By the same token, the Air Force blithely ignored Northrop’s refusal to meet a material solicitation requirement—namely that it establish an “organic” maintenance depot within two years. Even worse, the Air Force didn’t bother to find out for sure if the Northrop plane was even capable of refueling all of the aircraft it would be required to—even drones.
It goes on and on. GAO did not uphold every count of Boeing’s protest, but the tone and weight of report is undisputable. The Air Force, already in political trouble, screwed up a huge and politically sensitive acquisition.
No matter that the next presidential inauguration is more than a year away. Already, a transitional frame of mind has crept into many heads in the federal IT community. Which initiatives of the Bush administration have the legs to traverse a new administration and which don't?
I'll say outright I expect the language and emphases will change, but a lot of the activities that now occupy CIOs and worry contractors will continue.
The question is more complicated than it seems at first. Two reasons: One: A given administration initiative often has a legislative counterpart. That not only keeps it alive legally, but also means there's a member who makes the initiative his or her hobby even as presidents come and go. Examples are the Federal Information Security Management Act and the Federal Activities Inventory Reporting Act.

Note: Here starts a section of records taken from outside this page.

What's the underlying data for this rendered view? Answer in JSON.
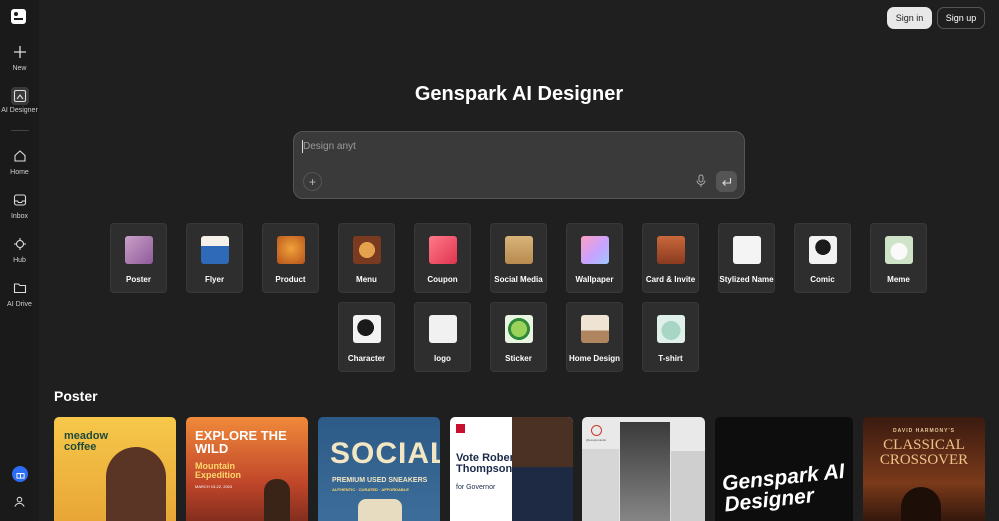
{
  "sidebar": {
    "items": [
      {
        "label": "New",
        "icon": "plus-icon"
      },
      {
        "label": "AI Designer",
        "icon": "ai-designer-icon"
      },
      {
        "label": "Home",
        "icon": "home-icon"
      },
      {
        "label": "Inbox",
        "icon": "inbox-icon"
      },
      {
        "label": "Hub",
        "icon": "hub-icon"
      },
      {
        "label": "AI Drive",
        "icon": "folder-icon"
      }
    ]
  },
  "header": {
    "signin": "Sign in",
    "signup": "Sign up"
  },
  "main": {
    "title": "Genspark AI Designer",
    "prompt": {
      "value": "Design anyt"
    },
    "categories": [
      "Poster",
      "Flyer",
      "Product",
      "Menu",
      "Coupon",
      "Social Media",
      "Wallpaper",
      "Card & Invite",
      "Stylized Name",
      "Comic",
      "Meme",
      "Character",
      "logo",
      "Sticker",
      "Home Design",
      "T-shirt"
    ],
    "section_title": "Poster",
    "posters": [
      {
        "text": "meadow coffee"
      },
      {
        "text": "EXPLORE THE WILD",
        "sub": "Mountain Expedition",
        "date": "MARCH 15-22, 2024"
      },
      {
        "text": "SOCIAL",
        "sub": "PREMIUM USED SNEAKERS",
        "sub2": "AUTHENTIC · CURATED · AFFORDABLE"
      },
      {
        "text": "Vote Robert Thompson",
        "sub": "for Governor"
      },
      {
        "text": "@ecuprestudio"
      },
      {
        "text": "Genspark AI Designer"
      },
      {
        "text": "CLASSICAL CROSSOVER",
        "sub": "DAVID HARMONY'S"
      }
    ]
  },
  "colors": {
    "background": "#1f1f1f",
    "accent": "#2d6cf5"
  }
}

And two, because initiatives form at three levels, making them hard to simply wipe away.
Here's what I mean. At the highest level is an administration's philosophy, the general approach it brings to the policies it institutes. The Clinton administration favored a smaller government workforce amplified by technology. And it sure produced a smaller workforce, cutting the ranks of federal workers by an estimated 300,000.
The Bush administration has a corporate mindset that's accelerated the rate of outsourcing, to the point where contractors perform managerial work.
At the next level down are policies and regulations. To call the President's Management Agenda the centerpiece of this administration's approach to running the government is an understatement. OMB appointees have treated it with zeal, almost like their Constitution or their Torah -- a touchstone anchoring every activity.
"Thou shalt integrate budget and performance. Thou shalt source strategically." And so on. The emphasis is on results, and whether programs should exist in the first place. These policies find expression in initiatives such as the Lines of Business, the Program Assessment Rating Tool, the Federal Enterprise Architecture.
More recently OMB issued what is sure to be a classic -- the standard desktop configuration for Windows XP and Vista. Designed to ensure better, PC security, this arcane technical exercise has the weight of policy. The memo was signed by Clay Johnson, the deputy OMB director for management.
Finally there are specific agency programs and initiatives with dollars behind them. Things like Secure Border Initiative or Deepwater. If the appropriators on the Hill like these programs, they continue. For instance, the House and the administration are in agreement on higher funding next year for the ongoing IRS Business Systems Modernization. But they differ on Future Combat Systems for the Army, with House appropriators wanting to cut $150 million or so.
As Ecclesiastes wrote and The Byrds made popular: "For everything there is a season...a time to keep and a time to lose..." So what will be kept and what discarded? Here are my predictions on a few of the highly visible W era management initiatives:
Now is the time for government executives and contractors to stay loose on their feet, read the appropriations bills and make sure both sides of the aisle hear your case